Our family learned that we could build a stronger rapport with our neighbors by drawing them out than we could by shoving the truth in. This is not something that is preached much today. Sermons on listening are not a normal part of evangelism training.
Be careful what you call them.
Nonreligious people would never refer to themselves as lost, and they would resent the label. Even though Jesus came to seek and to save the lost, we have to be careful in this culture how we use those words on our websites and social media. Our church would challenge folks to bring their nonreligious friends or those interested in exploring Christianity. The softer language made a difference in our outlook.
Use non-pretentious words.
I don’t know about you, but I personally dislike seeing a doctor that uses technical terms I don’t understand. We call that bad bedside manner. What if we, as Christians, began to evaluate our “bedside manner” and were more careful about words we use? We can use big words like sanctification that wow people or we can simply say “spiritual growth” and involve them. We found that purposeful simplification like this made our nonreligious friends feel more at home.
More than any tip or practice, the challenge of evangelism is to become aware of the natural tendency to pull away from those who need the love of Christ. Most of us start as fishers of men but soon become keepers of the aquarium. Without knowing it, we morph into Pharisees. The word Pharisee means separated ones.2 Consider the words of Kent Hughes:
None of us [Christians] espouse Pharisaical beliefs. In fact, we loathe them. But many of us live them out nevertheless. We come to Christ, and in our desire to be godly we seek out people “like us.” Ultimately we arrange our lives so that we are with nonbelievers as little as possible. We attend Bible studies that are 100 percent Christian, a Sunday school that is 100 percent Christian, prayer meetings that are 100 percent Christian. We play tennis with Christians and eat dinner with Christians. We have Christian doctors, Christian dentists, Christian plumbers, Christian veterinarians, and even our dogs are Christian. The result is, we pass by hundreds without ever seeing them or positively influencing them for Christ. None of us are Pharisees philosophically, but we may be practically.3
–R. Kent Hughes, Preaching the Word Commentary, Mark
Have you become a practical Pharisee? At times, I have. I hope the words I’ve shared will spur you on to build relationships with the people God has placed all around you. Only then will you earn the right to be heard.
Lynley Mandrell is the wife of Ben Mandrell, the new president and CEO of Lifeway Christian Resources. Before coming to Lifeway, Ben and Lynley spent five years in Denver, CO, planting a church designed to reach the unchurched. She is a mother of four and a fan of Reese’s Peanut Butter Cups, Dr. Pepper®, and silence.
1. Don Everts and Doug Schaupp, I Once Was Lost (Downers Grove, IL: InterVarsity Press, 2008), 54.

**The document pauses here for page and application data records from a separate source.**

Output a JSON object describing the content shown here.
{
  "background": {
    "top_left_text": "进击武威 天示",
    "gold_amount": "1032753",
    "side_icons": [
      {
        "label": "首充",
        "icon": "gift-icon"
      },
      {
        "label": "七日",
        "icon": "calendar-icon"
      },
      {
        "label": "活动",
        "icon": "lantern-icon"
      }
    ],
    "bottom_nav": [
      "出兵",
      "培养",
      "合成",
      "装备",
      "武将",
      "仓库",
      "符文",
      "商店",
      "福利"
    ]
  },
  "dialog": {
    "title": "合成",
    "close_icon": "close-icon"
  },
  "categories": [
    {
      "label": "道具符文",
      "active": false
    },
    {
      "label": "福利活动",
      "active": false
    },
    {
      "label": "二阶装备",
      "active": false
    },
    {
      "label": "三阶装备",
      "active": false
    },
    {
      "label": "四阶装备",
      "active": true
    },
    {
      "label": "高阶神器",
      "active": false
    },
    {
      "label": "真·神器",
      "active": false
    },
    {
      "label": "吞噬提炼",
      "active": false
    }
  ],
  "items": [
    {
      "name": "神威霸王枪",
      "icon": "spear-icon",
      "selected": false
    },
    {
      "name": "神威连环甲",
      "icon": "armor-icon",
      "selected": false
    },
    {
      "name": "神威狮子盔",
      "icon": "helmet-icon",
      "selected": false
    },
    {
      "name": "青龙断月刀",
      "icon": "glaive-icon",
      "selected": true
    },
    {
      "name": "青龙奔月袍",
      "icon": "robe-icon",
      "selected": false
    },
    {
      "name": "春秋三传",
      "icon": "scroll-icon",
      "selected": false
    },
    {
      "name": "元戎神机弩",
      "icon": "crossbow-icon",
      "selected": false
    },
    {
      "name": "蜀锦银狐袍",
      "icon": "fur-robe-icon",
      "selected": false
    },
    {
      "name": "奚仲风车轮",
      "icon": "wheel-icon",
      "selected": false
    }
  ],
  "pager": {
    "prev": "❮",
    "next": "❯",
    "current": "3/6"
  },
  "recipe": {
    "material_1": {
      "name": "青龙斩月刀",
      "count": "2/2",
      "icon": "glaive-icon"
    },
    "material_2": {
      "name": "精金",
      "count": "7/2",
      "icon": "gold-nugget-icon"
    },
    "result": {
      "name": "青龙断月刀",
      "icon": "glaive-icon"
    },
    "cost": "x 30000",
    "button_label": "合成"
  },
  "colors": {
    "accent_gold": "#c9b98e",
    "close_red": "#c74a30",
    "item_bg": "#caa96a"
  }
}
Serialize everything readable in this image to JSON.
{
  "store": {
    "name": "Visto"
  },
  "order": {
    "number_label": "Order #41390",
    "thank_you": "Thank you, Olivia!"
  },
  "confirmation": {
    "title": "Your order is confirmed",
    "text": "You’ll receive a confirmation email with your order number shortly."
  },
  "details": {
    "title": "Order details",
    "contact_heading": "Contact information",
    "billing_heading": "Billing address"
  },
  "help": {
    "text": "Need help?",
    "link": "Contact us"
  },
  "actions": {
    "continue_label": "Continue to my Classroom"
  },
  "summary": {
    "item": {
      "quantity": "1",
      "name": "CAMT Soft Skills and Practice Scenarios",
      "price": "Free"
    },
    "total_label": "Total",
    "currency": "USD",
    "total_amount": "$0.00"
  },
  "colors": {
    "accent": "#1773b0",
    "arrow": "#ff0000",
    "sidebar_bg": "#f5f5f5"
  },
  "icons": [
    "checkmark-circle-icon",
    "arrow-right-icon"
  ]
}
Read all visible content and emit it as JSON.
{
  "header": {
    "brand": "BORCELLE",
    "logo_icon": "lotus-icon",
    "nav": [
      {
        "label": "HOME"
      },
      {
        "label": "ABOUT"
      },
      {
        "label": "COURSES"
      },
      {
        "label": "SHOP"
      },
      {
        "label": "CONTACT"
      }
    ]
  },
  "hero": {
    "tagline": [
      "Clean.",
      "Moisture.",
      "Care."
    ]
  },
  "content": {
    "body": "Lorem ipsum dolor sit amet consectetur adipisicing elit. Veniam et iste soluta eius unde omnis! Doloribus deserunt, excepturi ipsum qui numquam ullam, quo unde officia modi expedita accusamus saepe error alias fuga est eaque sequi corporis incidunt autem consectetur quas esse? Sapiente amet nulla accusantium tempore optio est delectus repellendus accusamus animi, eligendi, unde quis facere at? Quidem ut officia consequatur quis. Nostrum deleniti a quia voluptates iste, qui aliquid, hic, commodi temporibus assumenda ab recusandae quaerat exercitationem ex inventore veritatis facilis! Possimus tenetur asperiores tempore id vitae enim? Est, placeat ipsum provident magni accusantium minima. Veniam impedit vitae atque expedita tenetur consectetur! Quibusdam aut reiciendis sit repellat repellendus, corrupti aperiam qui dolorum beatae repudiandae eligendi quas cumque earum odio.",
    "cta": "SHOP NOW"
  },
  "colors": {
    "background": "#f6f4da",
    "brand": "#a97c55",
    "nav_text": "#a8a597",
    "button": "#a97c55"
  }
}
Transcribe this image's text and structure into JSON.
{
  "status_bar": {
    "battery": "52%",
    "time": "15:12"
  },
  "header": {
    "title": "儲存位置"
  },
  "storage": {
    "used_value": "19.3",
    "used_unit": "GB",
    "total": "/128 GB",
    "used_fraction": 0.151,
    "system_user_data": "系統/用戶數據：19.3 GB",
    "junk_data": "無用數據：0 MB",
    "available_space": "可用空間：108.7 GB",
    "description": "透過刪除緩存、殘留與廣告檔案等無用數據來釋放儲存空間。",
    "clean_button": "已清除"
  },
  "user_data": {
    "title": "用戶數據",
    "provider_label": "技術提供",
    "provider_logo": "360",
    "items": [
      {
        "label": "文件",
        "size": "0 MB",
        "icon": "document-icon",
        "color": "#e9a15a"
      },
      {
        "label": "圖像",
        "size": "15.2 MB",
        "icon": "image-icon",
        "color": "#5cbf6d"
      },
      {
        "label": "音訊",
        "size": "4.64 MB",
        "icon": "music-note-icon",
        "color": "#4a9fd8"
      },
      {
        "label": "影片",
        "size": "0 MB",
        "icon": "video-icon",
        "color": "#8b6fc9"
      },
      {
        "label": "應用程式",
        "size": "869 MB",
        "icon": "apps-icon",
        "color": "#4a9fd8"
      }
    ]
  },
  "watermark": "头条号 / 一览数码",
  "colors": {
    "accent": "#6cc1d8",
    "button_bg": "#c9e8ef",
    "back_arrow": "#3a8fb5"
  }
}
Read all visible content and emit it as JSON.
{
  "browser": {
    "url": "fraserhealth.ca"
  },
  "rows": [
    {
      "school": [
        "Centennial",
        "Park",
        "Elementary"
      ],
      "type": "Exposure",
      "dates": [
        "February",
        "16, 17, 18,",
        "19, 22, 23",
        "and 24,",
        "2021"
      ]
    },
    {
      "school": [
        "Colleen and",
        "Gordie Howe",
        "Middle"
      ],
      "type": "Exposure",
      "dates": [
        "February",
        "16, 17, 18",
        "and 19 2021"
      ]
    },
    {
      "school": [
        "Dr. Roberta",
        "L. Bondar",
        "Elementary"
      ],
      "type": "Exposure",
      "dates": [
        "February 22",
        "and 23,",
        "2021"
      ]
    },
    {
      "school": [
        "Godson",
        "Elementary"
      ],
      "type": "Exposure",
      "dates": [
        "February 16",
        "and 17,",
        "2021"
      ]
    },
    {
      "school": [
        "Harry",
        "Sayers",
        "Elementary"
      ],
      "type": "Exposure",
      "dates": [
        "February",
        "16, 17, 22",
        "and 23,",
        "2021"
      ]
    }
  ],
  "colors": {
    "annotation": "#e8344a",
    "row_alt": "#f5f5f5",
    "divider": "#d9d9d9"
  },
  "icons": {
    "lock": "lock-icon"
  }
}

2. Strong’s 5330, Blue Letter Bible, accessed June 17, 2021, https://www.blueletterbible.org/lexicon/g5330/csb/mgnt/0-1/.
3. R. Kent Hughes, Mark: Jesus, Servant and Savior, Preaching the Word (Wheaton, IL: Crossway, 2015), 71.